It’s been a dream of mine for sometime now to own and operate my own upcycling business. And when I tell people this, the reactions range from a subtle scoff to raised eyebrows. What exactly is upcycling?
Upcycling is the creative repurposing of waste and unwanted materials into something new and useful.
I want to leave my mark on the green movement by keeping products (that could otherwise be useful) out of the landfill. There’s just one problem: it’s not a lucrative business.
Our capitalist society does not incentivize a waste free, eco-friendly lifestyle. On the contrary, we are encouraged as consumers to buy and discard as much as possible. We live in a single-use, plastic based wasteland, and any deviation from the norm is often costly or inconvenient. In many instances, the cost to repurpose an item is more than what it’s worth after it’s repurposed. It’s a discouraging endeavor, but one I am passionate about nonetheless.
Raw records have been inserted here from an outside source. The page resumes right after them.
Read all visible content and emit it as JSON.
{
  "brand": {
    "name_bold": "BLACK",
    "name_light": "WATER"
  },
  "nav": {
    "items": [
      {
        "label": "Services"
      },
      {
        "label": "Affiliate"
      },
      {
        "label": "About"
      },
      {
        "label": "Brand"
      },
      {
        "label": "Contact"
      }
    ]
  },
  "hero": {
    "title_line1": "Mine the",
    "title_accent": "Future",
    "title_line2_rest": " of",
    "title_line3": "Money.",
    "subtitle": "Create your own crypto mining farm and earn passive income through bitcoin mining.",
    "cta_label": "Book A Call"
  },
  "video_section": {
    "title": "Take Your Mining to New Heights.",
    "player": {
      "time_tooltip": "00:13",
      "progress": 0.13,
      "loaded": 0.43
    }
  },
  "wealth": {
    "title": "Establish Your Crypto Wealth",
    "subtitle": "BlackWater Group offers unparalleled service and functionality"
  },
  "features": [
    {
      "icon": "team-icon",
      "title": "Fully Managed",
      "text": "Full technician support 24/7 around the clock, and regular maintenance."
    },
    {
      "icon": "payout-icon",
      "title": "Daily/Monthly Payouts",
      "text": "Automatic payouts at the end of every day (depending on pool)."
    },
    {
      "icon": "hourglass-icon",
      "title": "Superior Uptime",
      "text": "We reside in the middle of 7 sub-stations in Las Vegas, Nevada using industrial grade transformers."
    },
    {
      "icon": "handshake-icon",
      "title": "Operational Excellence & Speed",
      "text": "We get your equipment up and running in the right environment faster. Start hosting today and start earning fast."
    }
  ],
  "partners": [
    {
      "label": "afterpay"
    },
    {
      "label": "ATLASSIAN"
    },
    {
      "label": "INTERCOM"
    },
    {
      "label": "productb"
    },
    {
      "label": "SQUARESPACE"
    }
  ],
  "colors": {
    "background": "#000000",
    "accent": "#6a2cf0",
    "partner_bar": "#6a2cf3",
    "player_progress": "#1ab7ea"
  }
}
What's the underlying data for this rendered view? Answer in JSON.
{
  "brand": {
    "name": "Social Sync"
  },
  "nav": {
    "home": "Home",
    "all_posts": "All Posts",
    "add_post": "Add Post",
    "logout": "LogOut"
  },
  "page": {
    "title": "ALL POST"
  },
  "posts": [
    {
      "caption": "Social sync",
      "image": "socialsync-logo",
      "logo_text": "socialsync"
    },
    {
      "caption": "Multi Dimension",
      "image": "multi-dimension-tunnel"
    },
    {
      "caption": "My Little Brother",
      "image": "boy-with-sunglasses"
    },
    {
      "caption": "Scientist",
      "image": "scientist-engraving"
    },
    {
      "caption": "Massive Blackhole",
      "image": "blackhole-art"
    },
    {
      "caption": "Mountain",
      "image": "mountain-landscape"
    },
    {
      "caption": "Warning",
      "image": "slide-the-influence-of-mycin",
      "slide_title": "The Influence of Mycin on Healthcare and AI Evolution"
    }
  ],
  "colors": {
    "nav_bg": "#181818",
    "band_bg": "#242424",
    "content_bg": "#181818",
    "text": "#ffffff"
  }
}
Fortunately, I’m a realist and not about to take out loans or try to pay my bills by turning trash into treasure. And my mission goes beyond upcycling. I want to be involved in the green movement as many ways as I can whether that be investing in green energy, encouraging green landscaping, or owning a rental shop to discourage people from buying products they could otherwise borrow. One silver lining is that the green movement is buzzworthy as countries scramble to deal with an ever-warming planet. I figured now is as good a time as any to break ground on a relatively new business that discourages waste and consumption and incentivizes repurposing and reusing.
Now, I’m no stranger to taking on new tasks and endeavors. I’m not easily bogged down by all of the details. I successfully lived and worked abroad, turned a bus into a motorhome, and I’m currently flipping a house. The challenge of owning my own business doesn’t frighten me. However, I know my strengths and my weaknesses. I have the tenacity, the drive, the passion, and the planning and organization skills. What I lack is a basic grasp of mathematics, and that seems important for running a business. For this reason, I’ve worked out a detailed plan to initiate small, self-funded steps to make my dream a reality. I’ve done all the research about writing up a business plan, read the books, and set up multiple avenues for marketing. After all, this isn’t my first rodeo. I went through this process when writing an e-book about how to turn a bus into a motorhome. It was a fantastic learning opportunity, and I made plenty of mistakes along the way.
My biggest challenge is trying to figure out how on earth I’m going to convince people to buy repurposed items and invest in green living in our consumer driven, economically unstable, politically divisive world? I try not to get overwhelmed by the big stuff and focus instead on my community here in the 417. Start small and work your way up. I can’t tell you how many people have told me this. And they’re right.
But where do I start?
As with most endeavors, I begin with research. At first, I decided to research just how far gone we are in destroying the only planet we have to live on. The numbers are daunting. I would love to believe climate change is all a big hoax, but the data is there. We really are in trouble, and it’s only going to get worse. I’m not a climatologist, but I believe the experts. It’s time for us to radically change the way we deal with resources.
Rather than try to convince people that we really are in trouble, and that climate change is real, I’d rather take the approach of promoting green living as a way to save time and money. It’s hard to convince doubters of anything, but who doesn’t want to save money and live more comfortably? I want my business to go beyond upcycling. My big vision is to be a green living consultant that offers a variety of services based on a step by step guide for living the greenest life possible. I’ve developed a rough draft of a 10-step guide for achieving green living. We’ll get more into that later.
I believe the first step to greener living is organization. Removing all the clutter and junk from one’s home will make it easier to recycle, reduce, reuse, and all of the other activities necessary to reduce one’s carbon footprint. I’m going to start this journey by offering my organizing skills to friends and family, and see if I can’t expand from there. After all, if I’m going to be upcycling products I’m going to need the products to upcycle. An incentive of having one’s home organized and decluttered is the peace of mind knowing that I won’t be putting any discarded items in the landfill.
Am I nervous to begin this journey? Not really. Maybe nothing will come of it. Maybe I’ll just be another upcycling hobbyist with a tidy following. Or maybe I’ll tap into that green movement and really make something of myself. Whatever comes of this journey will be. I’m just excited to finally get started…